### WHAT THE TASK ASKS:
Only an exact repetition of the entries counts as an answer.

Web page and app entries:
---+---

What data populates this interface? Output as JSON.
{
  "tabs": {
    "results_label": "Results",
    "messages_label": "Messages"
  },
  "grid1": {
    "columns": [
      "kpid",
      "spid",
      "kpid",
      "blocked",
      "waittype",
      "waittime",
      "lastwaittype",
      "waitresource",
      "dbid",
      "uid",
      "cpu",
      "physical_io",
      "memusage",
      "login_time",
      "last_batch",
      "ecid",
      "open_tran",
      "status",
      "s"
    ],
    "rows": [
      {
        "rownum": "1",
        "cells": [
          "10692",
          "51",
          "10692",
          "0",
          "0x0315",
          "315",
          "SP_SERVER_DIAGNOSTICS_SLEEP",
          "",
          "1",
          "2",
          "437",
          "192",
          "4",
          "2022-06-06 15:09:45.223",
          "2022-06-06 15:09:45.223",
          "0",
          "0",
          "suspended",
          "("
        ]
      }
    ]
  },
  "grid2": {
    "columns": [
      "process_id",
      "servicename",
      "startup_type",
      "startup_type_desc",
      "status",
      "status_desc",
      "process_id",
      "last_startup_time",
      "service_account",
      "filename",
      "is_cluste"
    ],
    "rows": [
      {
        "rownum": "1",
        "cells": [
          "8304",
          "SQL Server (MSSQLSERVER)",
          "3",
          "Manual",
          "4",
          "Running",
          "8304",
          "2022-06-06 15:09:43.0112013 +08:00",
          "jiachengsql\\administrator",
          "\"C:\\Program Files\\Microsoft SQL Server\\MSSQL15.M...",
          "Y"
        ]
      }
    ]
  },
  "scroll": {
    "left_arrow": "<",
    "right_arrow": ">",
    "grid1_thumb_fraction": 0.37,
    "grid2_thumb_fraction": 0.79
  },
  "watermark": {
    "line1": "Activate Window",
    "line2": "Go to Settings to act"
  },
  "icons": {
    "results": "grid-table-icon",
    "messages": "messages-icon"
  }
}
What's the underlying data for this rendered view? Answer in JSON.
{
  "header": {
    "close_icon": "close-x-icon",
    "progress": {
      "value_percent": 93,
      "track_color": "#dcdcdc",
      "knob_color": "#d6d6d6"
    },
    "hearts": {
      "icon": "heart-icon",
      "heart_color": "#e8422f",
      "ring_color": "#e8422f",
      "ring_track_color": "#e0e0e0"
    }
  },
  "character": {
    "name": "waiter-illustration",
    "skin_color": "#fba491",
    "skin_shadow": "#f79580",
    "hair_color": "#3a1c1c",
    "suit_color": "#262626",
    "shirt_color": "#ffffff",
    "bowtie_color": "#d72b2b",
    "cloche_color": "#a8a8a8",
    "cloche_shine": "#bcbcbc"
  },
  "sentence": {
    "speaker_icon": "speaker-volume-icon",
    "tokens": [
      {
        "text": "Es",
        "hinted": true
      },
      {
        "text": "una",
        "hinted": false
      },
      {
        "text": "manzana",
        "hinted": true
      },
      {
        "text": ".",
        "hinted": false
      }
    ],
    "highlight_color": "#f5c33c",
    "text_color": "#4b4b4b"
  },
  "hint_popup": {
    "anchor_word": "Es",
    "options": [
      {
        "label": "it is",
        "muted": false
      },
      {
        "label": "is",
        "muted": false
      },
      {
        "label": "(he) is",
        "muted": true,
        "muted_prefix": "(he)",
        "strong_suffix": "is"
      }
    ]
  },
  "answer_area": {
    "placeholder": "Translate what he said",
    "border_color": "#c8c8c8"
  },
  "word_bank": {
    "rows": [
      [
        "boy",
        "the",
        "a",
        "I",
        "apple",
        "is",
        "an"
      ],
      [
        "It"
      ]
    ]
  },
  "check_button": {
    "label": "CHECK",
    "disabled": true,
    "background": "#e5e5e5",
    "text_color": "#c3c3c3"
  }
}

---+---

### EXERCISE ANSWER:
What data populates this interface? Output as JSON.
{
  "tabs": {
    "results_label": "Results",
    "messages_label": "Messages"
  },
  "grid1": {
    "columns": [
      "kpid",
      "spid",
      "kpid",
      "blocked",
      "waittype",
      "waittime",
      "lastwaittype",
      "waitresource",
      "dbid",
      "uid",
      "cpu",
      "physical_io",
      "memusage",
      "login_time",
      "last_batch",
      "ecid",
      "open_tran",
      "status",
      "s"
    ],
    "rows": [
      {
        "rownum": "1",
        "cells": [
          "10692",
          "51",
          "10692",
          "0",
          "0x0315",
          "315",
          "SP_SERVER_DIAGNOSTICS_SLEEP",
          "",
          "1",
          "2",
          "437",
          "192",
          "4",
          "2022-06-06 15:09:45.223",
          "2022-06-06 15:09:45.223",
          "0",
          "0",
          "suspended",
          "("
        ]
      }
    ]
  },
  "grid2": {
    "columns": [
      "process_id",
      "servicename",
      "startup_type",
      "startup_type_desc",
      "status",
      "status_desc",
      "process_id",
      "last_startup_time",
      "service_account",
      "filename",
      "is_cluste"
    ],
    "rows": [
      {
        "rownum": "1",
        "cells": [
          "8304",
          "SQL Server (MSSQLSERVER)",
          "3",
          "Manual",
          "4",
          "Running",
          "8304",
          "2022-06-06 15:09:43.0112013 +08:00",
          "jiachengsql\\administrator",
          "\"C:\\Program Files\\Microsoft SQL Server\\MSSQL15.M...",
          "Y"
        ]
      }
    ]
  },
  "scroll": {
    "left_arrow": "<",
    "right_arrow": ">",
    "grid1_thumb_fraction": 0.37,
    "grid2_thumb_fraction": 0.79
  },
  "watermark": {
    "line1": "Activate Window",
    "line2": "Go to Settings to act"
  },
  "icons": {
    "results": "grid-table-icon",
    "messages": "messages-icon"
  }
}
What's the underlying data for this rendered view? Answer in JSON.
{
  "header": {
    "close_icon": "close-x-icon",
    "progress": {
      "value_percent": 93,
      "track_color": "#dcdcdc",
      "knob_color": "#d6d6d6"
    },
    "hearts": {
      "icon": "heart-icon",
      "heart_color": "#e8422f",
      "ring_color": "#e8422f",
      "ring_track_color": "#e0e0e0"
    }
  },
  "character": {
    "name": "waiter-illustration",
    "skin_color": "#fba491",
    "skin_shadow": "#f79580",
    "hair_color": "#3a1c1c",
    "suit_color": "#262626",
    "shirt_color": "#ffffff",
    "bowtie_color": "#d72b2b",
    "cloche_color": "#a8a8a8",
    "cloche_shine": "#bcbcbc"
  },
  "sentence": {
    "speaker_icon": "speaker-volume-icon",
    "tokens": [
      {
        "text": "Es",
        "hinted": true
      },
      {
        "text": "una",
        "hinted": false
      },
      {
        "text": "manzana",
        "hinted": true
      },
      {
        "text": ".",
        "hinted": false
      }
    ],
    "highlight_color": "#f5c33c",
    "text_color": "#4b4b4b"
  },
  "hint_popup": {
    "anchor_word": "Es",
    "options": [
      {
        "label": "it is",
        "muted": false
      },
      {
        "label": "is",
        "muted": false
      },
      {
        "label": "(he) is",
        "muted": true,
        "muted_prefix": "(he)",
        "strong_suffix": "is"
      }
    ]
  },
  "answer_area": {
    "placeholder": "Translate what he said",
    "border_color": "#c8c8c8"
  },
  "word_bank": {
    "rows": [
      [
        "boy",
        "the",
        "a",
        "I",
        "apple",
        "is",
        "an"
      ],
      [
        "It"
      ]
    ]
  },
  "check_button": {
    "label": "CHECK",
    "disabled": true,
    "background": "#e5e5e5",
    "text_color": "#c3c3c3"
  }
}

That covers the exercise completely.